In 2012, the Sight & Sound poll was urged on by a feeling that we’d all had enough of Citizen Kane. Welles’s film had been voted the best ever from 1962 to 2002. Few felt that the verdict had been unjust, but in a young medium was it proper for the champ to be a pensioner? Didn’t cinephiles deserve a more mercurial model, made in their lifetime? But the new winner was Vertigo, not very much younger than Citizen Kane, and its triumph was acknowledged as a rueful commentary on the ambivalent glory of being a film director, the auteur status that Sight & Sound was pledged to uphold.

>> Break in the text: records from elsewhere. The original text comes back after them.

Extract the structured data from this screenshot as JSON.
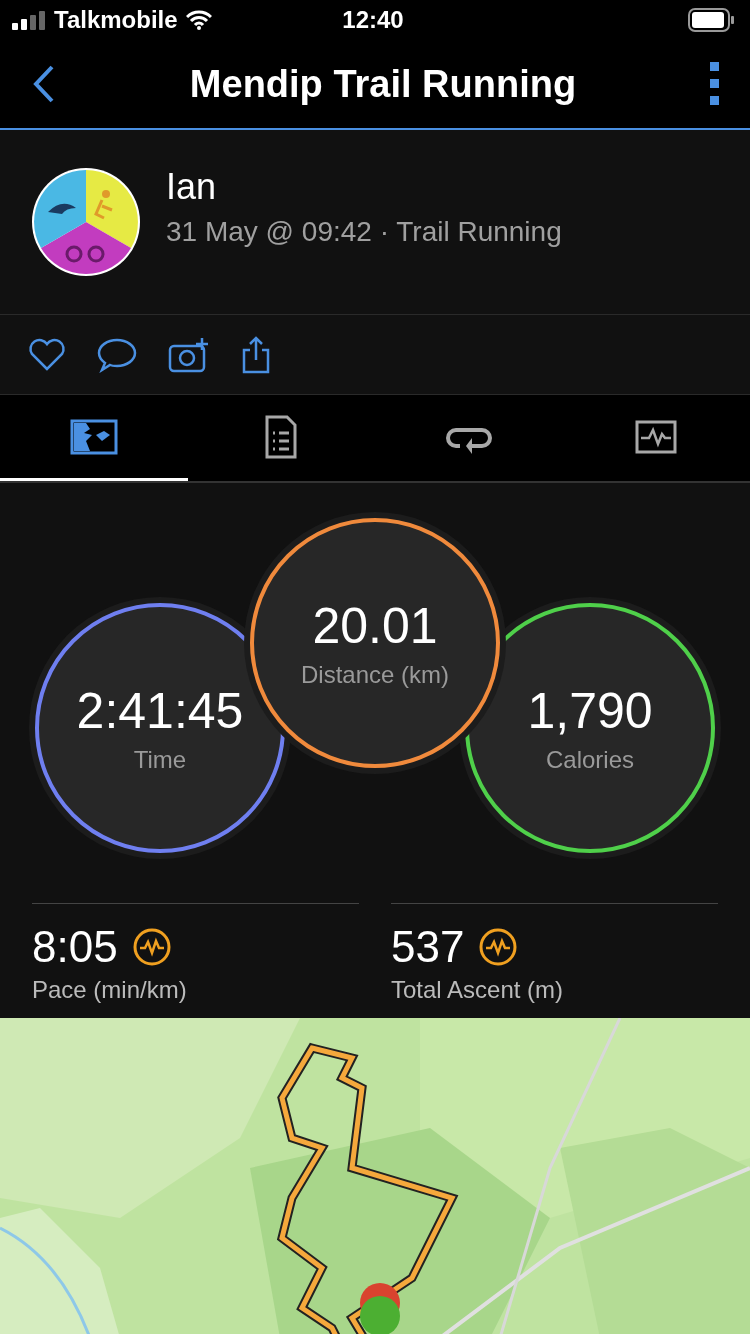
{
  "status_bar": {
    "carrier": "Talkmobile",
    "time": "12:40"
  },
  "header": {
    "title": "Mendip Trail Running"
  },
  "activity": {
    "name": "Ian",
    "subtitle": "31 May @ 09:42 · Trail Running"
  },
  "tabs": [
    {
      "kind": "map",
      "selected": true
    },
    {
      "kind": "details",
      "selected": false
    },
    {
      "kind": "laps",
      "selected": false
    },
    {
      "kind": "charts",
      "selected": false
    }
  ],
  "stats": [
    {
      "value": "2:41:45",
      "label": "Time",
      "color": "#6f7ff0"
    },
    {
      "value": "20.01",
      "label": "Distance (km)",
      "color": "#f08a3c"
    },
    {
      "value": "1,790",
      "label": "Calories",
      "color": "#4fd04a"
    }
  ],
  "metrics": [
    {
      "value": "8:05",
      "label": "Pace (min/km)"
    },
    {
      "value": "537",
      "label": "Total Ascent (m)"
    }
  ]
}
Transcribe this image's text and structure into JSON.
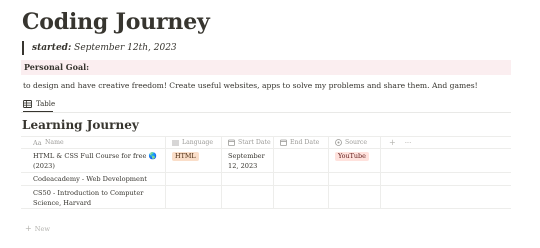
{
  "page": {
    "title": "Coding Journey"
  },
  "quote": {
    "label": "started:",
    "value": "September 12th, 2023"
  },
  "callout": {
    "heading": "Personal Goal:"
  },
  "goal": {
    "text": "to design and have creative freedom! Create useful websites, apps to solve my problems and share them. And games!"
  },
  "view": {
    "tab_label": "Table",
    "icon": "table-icon"
  },
  "database": {
    "title": "Learning Journey",
    "columns": [
      {
        "label": "Name",
        "icon": "text-icon"
      },
      {
        "label": "Language",
        "icon": "list-icon"
      },
      {
        "label": "Start Date",
        "icon": "calendar-icon"
      },
      {
        "label": "End Date",
        "icon": "calendar-icon"
      },
      {
        "label": "Source",
        "icon": "select-icon"
      }
    ],
    "add_property_label": "+",
    "more_label": "···",
    "rows": [
      {
        "name": "HTML & CSS Full Course for free 🌎 (2023)",
        "language": "HTML",
        "start_date": "September 12, 2023",
        "end_date": "",
        "source": "YouTube"
      },
      {
        "name": "Codeacademy - Web Development",
        "language": "",
        "start_date": "",
        "end_date": "",
        "source": ""
      },
      {
        "name": "CS50 - Introduction to Computer Science, Harvard",
        "language": "",
        "start_date": "",
        "end_date": "",
        "source": ""
      }
    ],
    "new_label": "New"
  },
  "colors": {
    "text": "#37352f",
    "muted": "#9b9a97",
    "callout_bg": "#fbeef0",
    "tag_html_bg": "#fadec9",
    "tag_youtube_bg": "#ffe2dd"
  }
}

Already, in 2012, Hitchcock was perceived as a master, but also as a nearly tragic figure. No young filmmaker really wanted to look like him, but many felt they lived in his shadow just as once they had been devoted to the reckless romance of being Orson Welles.

I didn’t vote for Vertigo; I didn’t love it enough in 1958 or in 2012. I voted for Rear Window, which seems to me a lighter, airier, more amused study on the same theme – marriage and murder, watching and imagining. It lacks the suffocating self-pity of Vertigo, and so I like it more. I can’t see Vertigo holding the title in 2022, if the known world prevails then and remains ready to attend to another fanciful poll. It’s irrefutably clear that Vertigo is a confession to the damage done by men’s grooming of women’s desirability. And even if the film is tragic, and even if Novak’s performance more and more seems brave or poignant, I don’t think its fantasy can go unchastised.

Send Letters To:

The Editor
London Review of Books,
28 Little Russell Street
London, WC1A 2HN

Please include name, address, and a telephone number.

Read anywhere with the London Review of Books app, available now from the App Store for Apple devices, Google Play for Android devices and Amazon for your Kindle Fire.

Sign up to our newsletter

For highlights from the latest issue, our archive and the blog, as well as news, events and exclusive promotions.

Newsletter Preferences